» Problem description:
From the material below, copy out each line with the word "this" in it.

» Data supplied:
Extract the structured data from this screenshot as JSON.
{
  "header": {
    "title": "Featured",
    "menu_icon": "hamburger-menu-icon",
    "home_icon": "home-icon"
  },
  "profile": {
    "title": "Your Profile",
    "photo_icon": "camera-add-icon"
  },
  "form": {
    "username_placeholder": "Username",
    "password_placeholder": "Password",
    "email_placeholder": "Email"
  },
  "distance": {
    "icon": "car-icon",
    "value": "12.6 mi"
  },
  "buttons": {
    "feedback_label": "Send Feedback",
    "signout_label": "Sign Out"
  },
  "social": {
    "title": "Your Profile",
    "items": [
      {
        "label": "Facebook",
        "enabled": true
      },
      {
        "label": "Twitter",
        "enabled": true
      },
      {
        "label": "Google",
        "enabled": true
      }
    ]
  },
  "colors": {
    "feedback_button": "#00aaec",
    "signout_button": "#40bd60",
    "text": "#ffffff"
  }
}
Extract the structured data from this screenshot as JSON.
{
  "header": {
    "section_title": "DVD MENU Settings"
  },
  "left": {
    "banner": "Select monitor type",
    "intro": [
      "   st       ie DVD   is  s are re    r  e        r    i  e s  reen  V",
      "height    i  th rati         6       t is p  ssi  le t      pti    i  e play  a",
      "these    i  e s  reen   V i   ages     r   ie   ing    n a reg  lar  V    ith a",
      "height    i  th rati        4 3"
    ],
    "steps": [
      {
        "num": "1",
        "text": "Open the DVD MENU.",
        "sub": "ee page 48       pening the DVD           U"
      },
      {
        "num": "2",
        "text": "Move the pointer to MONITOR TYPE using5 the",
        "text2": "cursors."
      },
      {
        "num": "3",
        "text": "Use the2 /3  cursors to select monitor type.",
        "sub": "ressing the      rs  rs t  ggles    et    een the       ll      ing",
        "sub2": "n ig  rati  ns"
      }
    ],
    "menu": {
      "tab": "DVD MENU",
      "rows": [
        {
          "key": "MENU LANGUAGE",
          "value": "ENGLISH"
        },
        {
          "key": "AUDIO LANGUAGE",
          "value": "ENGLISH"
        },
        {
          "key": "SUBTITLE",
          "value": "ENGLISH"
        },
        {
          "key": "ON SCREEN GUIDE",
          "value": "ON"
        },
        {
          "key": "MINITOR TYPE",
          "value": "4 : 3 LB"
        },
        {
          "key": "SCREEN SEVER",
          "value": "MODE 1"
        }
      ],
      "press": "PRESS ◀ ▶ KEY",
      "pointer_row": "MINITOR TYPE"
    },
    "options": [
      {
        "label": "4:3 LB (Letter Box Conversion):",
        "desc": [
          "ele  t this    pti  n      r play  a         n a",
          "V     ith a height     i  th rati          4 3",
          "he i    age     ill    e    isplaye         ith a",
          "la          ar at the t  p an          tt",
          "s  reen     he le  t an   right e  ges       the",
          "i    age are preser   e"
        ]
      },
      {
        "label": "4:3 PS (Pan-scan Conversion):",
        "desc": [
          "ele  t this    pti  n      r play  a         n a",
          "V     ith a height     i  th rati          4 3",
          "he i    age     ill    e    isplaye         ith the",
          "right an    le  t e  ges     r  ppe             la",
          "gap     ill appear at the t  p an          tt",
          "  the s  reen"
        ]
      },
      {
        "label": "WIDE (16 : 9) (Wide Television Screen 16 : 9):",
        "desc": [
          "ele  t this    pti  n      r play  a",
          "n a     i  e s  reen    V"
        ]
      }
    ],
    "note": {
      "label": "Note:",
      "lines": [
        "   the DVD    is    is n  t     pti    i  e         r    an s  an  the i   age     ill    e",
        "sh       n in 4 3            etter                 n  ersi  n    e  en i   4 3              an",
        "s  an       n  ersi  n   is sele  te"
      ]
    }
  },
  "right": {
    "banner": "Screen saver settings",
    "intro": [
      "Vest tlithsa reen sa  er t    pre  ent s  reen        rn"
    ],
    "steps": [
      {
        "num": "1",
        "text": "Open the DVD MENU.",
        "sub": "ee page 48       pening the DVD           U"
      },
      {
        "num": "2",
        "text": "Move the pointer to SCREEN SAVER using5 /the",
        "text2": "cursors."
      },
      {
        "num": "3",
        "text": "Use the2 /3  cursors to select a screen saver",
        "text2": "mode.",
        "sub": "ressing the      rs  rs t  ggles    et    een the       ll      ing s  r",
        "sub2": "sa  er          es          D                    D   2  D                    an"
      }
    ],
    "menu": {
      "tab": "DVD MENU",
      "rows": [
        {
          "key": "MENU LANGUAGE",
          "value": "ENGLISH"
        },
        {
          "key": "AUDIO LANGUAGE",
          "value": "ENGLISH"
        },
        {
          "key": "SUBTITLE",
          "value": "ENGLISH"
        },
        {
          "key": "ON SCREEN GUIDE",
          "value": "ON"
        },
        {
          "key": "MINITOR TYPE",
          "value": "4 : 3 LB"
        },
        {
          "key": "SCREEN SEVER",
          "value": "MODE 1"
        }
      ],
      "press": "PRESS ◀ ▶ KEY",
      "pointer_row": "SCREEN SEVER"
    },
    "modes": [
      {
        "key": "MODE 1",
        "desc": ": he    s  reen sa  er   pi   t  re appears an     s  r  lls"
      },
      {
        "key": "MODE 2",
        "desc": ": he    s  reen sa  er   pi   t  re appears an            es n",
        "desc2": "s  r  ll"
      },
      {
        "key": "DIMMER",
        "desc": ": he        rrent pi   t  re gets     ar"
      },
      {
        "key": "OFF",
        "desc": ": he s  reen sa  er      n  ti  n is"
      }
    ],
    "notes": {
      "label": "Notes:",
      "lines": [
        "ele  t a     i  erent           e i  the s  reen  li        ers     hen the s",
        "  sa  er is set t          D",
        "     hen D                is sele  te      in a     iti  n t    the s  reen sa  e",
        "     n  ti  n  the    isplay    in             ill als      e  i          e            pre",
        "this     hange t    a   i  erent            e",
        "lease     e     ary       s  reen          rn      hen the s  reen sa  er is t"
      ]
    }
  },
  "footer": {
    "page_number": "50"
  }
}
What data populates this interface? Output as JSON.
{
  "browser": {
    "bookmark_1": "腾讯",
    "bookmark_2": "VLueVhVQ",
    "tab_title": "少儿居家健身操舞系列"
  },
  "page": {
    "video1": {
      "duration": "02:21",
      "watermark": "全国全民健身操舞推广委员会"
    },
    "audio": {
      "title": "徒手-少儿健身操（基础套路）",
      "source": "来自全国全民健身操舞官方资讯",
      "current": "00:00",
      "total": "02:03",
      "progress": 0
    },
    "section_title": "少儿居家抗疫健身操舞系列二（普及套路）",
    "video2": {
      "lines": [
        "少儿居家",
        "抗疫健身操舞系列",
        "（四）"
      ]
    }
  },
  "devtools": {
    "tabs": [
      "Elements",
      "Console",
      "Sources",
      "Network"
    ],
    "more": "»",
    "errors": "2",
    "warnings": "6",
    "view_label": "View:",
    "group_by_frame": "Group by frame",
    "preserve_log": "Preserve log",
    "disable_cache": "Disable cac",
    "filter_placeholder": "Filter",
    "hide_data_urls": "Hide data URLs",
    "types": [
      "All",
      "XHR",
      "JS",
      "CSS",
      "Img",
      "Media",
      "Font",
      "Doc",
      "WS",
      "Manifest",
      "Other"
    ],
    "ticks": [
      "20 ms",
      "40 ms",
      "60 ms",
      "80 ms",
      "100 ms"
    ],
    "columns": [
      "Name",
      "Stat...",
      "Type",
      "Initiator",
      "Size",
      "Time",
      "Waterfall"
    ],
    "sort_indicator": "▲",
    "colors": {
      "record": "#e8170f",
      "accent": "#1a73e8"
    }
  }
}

» Reply to the exercise:
Extract the structured data from this screenshot as JSON.
Extract the structured data from this screenshot as JSON.
          "ele  t this    pti  n      r play  a         n a",
          "ele  t this    pti  n      r play  a         n a",
          "ele  t this    pti  n      r play  a",
        "this     hange t    a   i  erent            e",
What data populates this interface? Output as JSON.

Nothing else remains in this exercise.